When former prime minister Dr Mahathir Mohamad said in typical acerbic but unsubstantiated fashion that Malay rights, privileges and position would be affected if the opposition were returned in Selangor, it begged two other questions.
What did he do for the ordinary Malay during the long 22 years he was in power from 1981 to 2003, and how much was he responsible for the lack of their progress? And to broaden the question further, how much has Umno done for the Malay on the street and in the kampong?
A good starting point to answer the question is to look back at the New Economic Policy (NEP) of the seventies which provided the framework and target for economic redress between the races. The noble twin aims of the policy which few argued with were the eradication of poverty irrespective of race and the elimination of identification of race with economic function.
This restructuring was supposed to have come from an increasing economic cake so that no community would feel deprived from the process which would be made over 20 years.

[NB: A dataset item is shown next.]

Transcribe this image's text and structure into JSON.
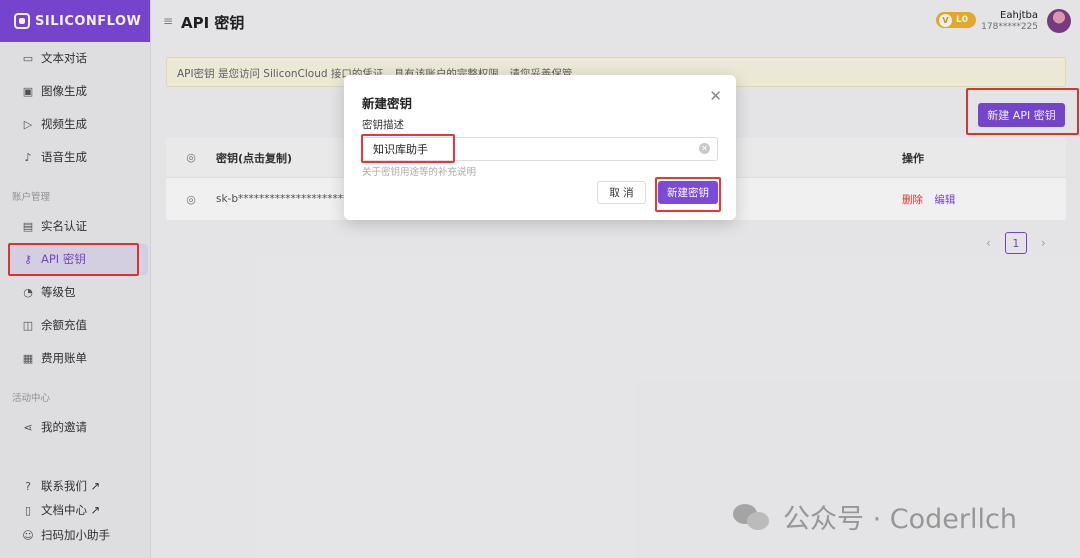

But the reality was different. While there was much effort in equalisation of opportunities initially through education of Malays and giving them chances for jobs in the government service and the private sector, the policy morphed into one that focused on equalisation of outcomes instead.
This resulted in drops in educational standards and minimum qualifications to accommodate weaker students instead of helping weaker students to cross existing bars by increased and better tuition.
The push to get more Malay teachers into the education system by lowering standards resulted in a plunge in teaching standards and led to the current problem that we have of poor teaching to weak students. Standards had to be dropped to ensure more students passed, resulting in a deteriorating public education system right from the bottom to the top.
The national education system now is much worse than it was before and directly affected Malays most of whom depend on this system to get their educational qualifications. The quality of graduates from our public universities deteriorated so much so that thousands of them, mostly Malays, are unemployable.
There was a misplaced emphasis on displacing English in the education system, a role prominently played by Mahathir in the early years, eventually to the detriment of the Malays, most of whom were in the national schools. Even as Umno politicians decried English, many of them sent their children to private schools and overseas for an English-based education.
In government, Malays were prematurely promoted over their non-Malay counterparts, many of whom were much more experienced and competent, to the detriment and efficiency of the civil service. The imbalance has been more than rectified with the scales now tipping in the opposite direction with much less non-Malays in government especially at top levels.
The NEP in the process was perverted and the common standard for its success became the 30% target for Malay/bumiputra ownership in companies, the measurement of which remains substantially flawed. For most Malays, this figure was meaningless because they had no corporate ownership, except perhaps for those who were able to subscribe for shares in the national unit trust scheme, Amanah Saham Nasional.
In the corporate sector, companies were forced to divest 30% of their stakes to bumiputras raising possibility of abuses through patronage and front companies which were bumiputra only in name.
Government contracts were given to Malay companies many of whom did not have the capability or capacity to undertake them, bringing in other partners to do the job They earned the moniker “Ali Baba” whereby the contracts are obtained by Malay companies while the work was done by others.
Standards were dropped to enable bumiputra contractors to get approval for the projects and there was a substantial fall in the quality of work done over the years even as costs increased.
Mahathir himself lamented that there were as many as half a dozen sub-contracts, leaving the final person who does the job very little profit margins and therefore turning out substandard work. But he did nothing to stop it during his time.
Instead he quite publicly stated that there was a need to create a bumiputra business class, including some billionaires. He went about assiduously to do just that, with initial prime beneficiaries being the former finance minister Daim Zainuddin and his cronies and subsequently extending to others during his later years in power as he reportedly fell out with Daim.
Mahathir deliberately used the privatisation process to dish out prime concessions such as roads, mobile licences, independent power production, water services and others to private businessmen at concessionary rates, directly putting valuable government resources into private hands at very low prices.
Corruption and patronage led to leakages of government resources to an array of favoured businessmen, Malay and non-Malay, through negotiated tenders, outright grant (instead of auction) of licences, and land transfers and conversions. Instant millionaires and some billionaires were created in matter of a few years.
The goal of re-distributing an increasing economic pie were subverted through these leakages as much of the government resources which should have been channelled back to the people – and especially the poor, most of whom were Malays – were diverted to the moneyed class.
Over the years, Umno has transformed from a party of teachers to one dominated by businessmen most of whom are dependent on government contracts and handouts for their income and lavish lifestyles.
The Umno elite still champion Malay rights but they do so to remain in power so that they will get the benefits of all the perversion of the NEP that has happened and even if it means they deprive and impoverish the very race that they purport to help.
Has Umno helped Malays?
Yes, but some of them very much more so than others.
The tragedy of Umno is that it has neglected the vast majority of Malays despite the huge mandate the community gave the party all these years.
The reason for that in one word is this: Corruption.